Why I may never take a taxi again (Or Why Car2Go and Uber will win)
Getting around by bike is my typical transportation MO. And let’s face it bikes are awesome.
However, there are times a bike just seems sub-optimal so we are faced with the what-to-drive dilemma. I want to focus on what used to be my default means of going somewhere on my own: a cab. I have taken thousands of cabs all over the world. They are really good, fast, pretty cheap and work when you are drunk.
There are two new options on the scene in Vancouver: Car2Go and Uber. Car2Go has replaced 100% of my sober cab rides and the Uber threatens the remainder.
Car2Go is car sharing that is simply awesome (you can see all the details here). It allows you to get a car on the go (finding available cars and there location via Android or iOS app or web app). The transaction of getting into the car (security handled via wireless smart card transaction) is super low friction.
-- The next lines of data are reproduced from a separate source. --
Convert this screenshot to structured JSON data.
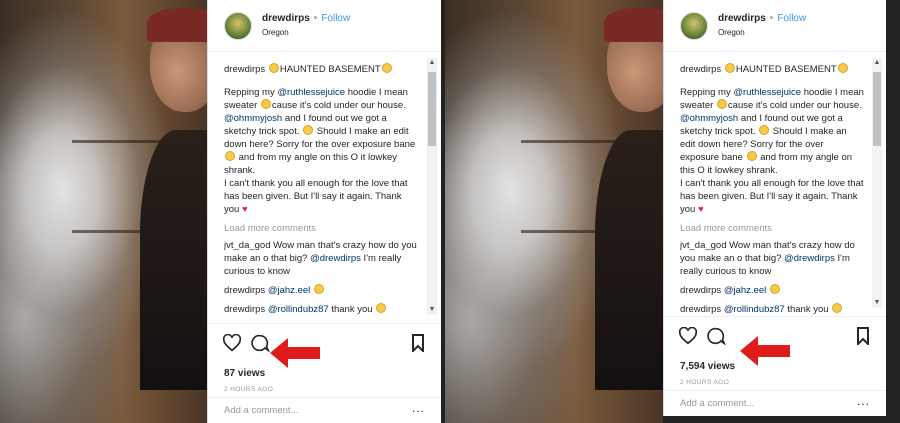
{
  "posts": [
    {
      "username": "drewdirps",
      "follow_label": "Follow",
      "location": "Oregon",
      "caption_title": "HAUNTED BASEMENT",
      "caption_lines": [
        "Repping my ",
        "@ruthlessejuice",
        " hoodie I mean sweater ",
        "cause it's cold under our house. ",
        "@ohmmyjosh",
        " and I found out we got a sketchy trick spot. "
      ],
      "caption_rest_1": "Should I make an edit down here? Sorry for the over exposure bane ",
      "caption_rest_2": " and from my angle on this O it lowkey shrank.",
      "caption_rest_3": "I can't thank you all enough for the love that has been given. But I'll say it again. Thank you ",
      "load_more": "Load more comments",
      "comment1_user": "jvt_da_god",
      "comment1_text": " Wow man that's crazy how do you make an o that big? ",
      "comment1_mention": "@drewdirps",
      "comment1_tail": " I'm really curious to know",
      "comment2_user": "drewdirps",
      "comment2_mention": "@jahz.eel",
      "comment3_user": "drewdirps",
      "comment3_mention": "@rollindubz87",
      "comment3_text": " thank you ",
      "views": "87 views",
      "time": "2 HOURS AGO",
      "add_comment_placeholder": "Add a comment...",
      "more": "..."
    },
    {
      "username": "drewdirps",
      "follow_label": "Follow",
      "location": "Oregon",
      "caption_title": "HAUNTED BASEMENT",
      "load_more": "Load more comments",
      "comment1_user": "jvt_da_god",
      "comment2_user": "drewdirps",
      "comment2_mention": "@jahz.eel",
      "comment3_user": "drewdirps",
      "comment3_mention": "@rollindubz87",
      "comment3_text": " thank you ",
      "views": "7,594 views",
      "time": "2 HOURS AGO",
      "add_comment_placeholder": "Add a comment...",
      "more": "..."
    }
  ],
  "colors": {
    "link": "#3897f0",
    "arrow": "#e01b1b",
    "heart": "#e0245e"
  },
  "icons": [
    "heart-icon",
    "comment-icon",
    "bookmark-icon",
    "red-arrow-icon",
    "emoji-icon"
  ]
}
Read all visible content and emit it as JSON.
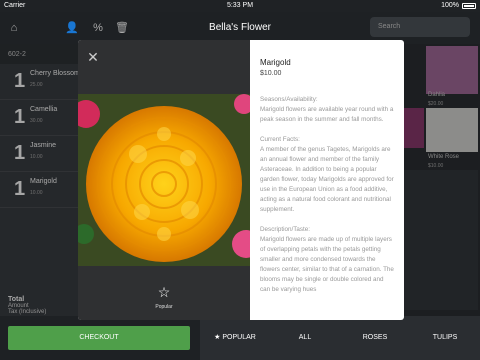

And it is dirt cheap. Typical rides in downtown cost $2-4, with my most expensive ride to East Vancouver being $7. I figure this 60-75% cheaper than taxi and generally more convenient.
Uber is smartphone enabled private driver service. To get a car, you launch the application, pick your location and the driver is on the way. I tried this last night and my experience was not great. I use an Android phone and the “love” they have put into it seems to be lacking compared to the iOS version of their app. I had trouble closing out the transaction and by the time I got outside, my driver was gone with the next car 20 minutes away.
They still seem to be in pre/early launch mode so may be working out the kinks here. And I’ve heard about awesome experiences from others so will give it another go.
The interesting thing about Uber is that they radically change the economics for private drivers. Normally these drivers are idle for much of the day: they average 5 (yes 5) rides a day. With Uber, they allegedly get way more. So despite giving a cut of their revenue to Uber, their total revenues have gone way up.
The story here is, despite cabs being a good option and a deeply entrenched incumbent, they are going to get pressured by these two options which embrace technology and radically change the economics for the customer and, in the case of Uber, the driver of private car services. Uber, or similar technologies, at least holds the promise of making cab economics better by improving utilization and capacity rates for cabs. But Car2Go seems like a real game changer.